(Records for this task)
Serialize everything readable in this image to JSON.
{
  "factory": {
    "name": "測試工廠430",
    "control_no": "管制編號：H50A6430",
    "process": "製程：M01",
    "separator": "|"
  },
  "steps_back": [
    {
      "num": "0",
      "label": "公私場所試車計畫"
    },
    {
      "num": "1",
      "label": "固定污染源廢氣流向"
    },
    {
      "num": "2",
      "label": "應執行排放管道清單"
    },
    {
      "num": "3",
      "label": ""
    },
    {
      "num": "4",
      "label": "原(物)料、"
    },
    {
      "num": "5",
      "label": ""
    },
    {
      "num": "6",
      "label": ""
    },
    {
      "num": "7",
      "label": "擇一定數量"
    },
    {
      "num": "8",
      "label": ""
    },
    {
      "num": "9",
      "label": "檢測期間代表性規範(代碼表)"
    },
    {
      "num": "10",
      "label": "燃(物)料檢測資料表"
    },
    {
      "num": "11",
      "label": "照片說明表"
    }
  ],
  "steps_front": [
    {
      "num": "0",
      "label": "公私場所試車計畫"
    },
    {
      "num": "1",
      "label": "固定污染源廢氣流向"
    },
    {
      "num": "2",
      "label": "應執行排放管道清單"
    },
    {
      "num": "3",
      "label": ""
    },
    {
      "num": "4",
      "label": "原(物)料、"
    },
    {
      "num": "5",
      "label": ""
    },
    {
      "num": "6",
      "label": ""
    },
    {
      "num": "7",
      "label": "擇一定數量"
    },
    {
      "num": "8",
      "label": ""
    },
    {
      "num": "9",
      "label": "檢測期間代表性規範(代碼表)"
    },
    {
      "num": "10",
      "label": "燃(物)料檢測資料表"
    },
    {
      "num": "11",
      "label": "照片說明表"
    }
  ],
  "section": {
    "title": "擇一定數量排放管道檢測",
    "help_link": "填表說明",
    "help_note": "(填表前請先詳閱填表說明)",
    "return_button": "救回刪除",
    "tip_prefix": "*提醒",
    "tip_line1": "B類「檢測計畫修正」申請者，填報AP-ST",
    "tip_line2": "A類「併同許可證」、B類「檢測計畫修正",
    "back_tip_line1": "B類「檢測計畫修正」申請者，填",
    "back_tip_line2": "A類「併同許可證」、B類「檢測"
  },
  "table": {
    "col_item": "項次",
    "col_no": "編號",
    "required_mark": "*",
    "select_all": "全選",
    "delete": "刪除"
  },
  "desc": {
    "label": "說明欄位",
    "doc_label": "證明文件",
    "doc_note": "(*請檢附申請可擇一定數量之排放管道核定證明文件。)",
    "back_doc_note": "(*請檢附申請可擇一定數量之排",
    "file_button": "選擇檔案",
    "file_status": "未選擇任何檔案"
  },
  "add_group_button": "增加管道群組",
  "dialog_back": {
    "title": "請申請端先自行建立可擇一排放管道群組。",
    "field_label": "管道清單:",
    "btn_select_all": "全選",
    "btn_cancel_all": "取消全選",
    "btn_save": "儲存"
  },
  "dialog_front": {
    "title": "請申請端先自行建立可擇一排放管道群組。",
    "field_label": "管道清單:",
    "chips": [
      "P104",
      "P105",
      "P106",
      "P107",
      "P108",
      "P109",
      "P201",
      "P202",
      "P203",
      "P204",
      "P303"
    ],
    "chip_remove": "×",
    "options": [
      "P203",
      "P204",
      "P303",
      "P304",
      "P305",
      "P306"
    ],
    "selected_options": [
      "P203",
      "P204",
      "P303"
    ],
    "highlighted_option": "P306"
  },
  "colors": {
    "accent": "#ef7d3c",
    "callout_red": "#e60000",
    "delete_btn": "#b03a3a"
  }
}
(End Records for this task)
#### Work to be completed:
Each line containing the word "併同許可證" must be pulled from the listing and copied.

#### Task answer:
    "tip_line2": "A類「併同許可證」、B類「檢測計畫修正",
    "back_tip_line2": "A類「併同許可證」、B類「檢測"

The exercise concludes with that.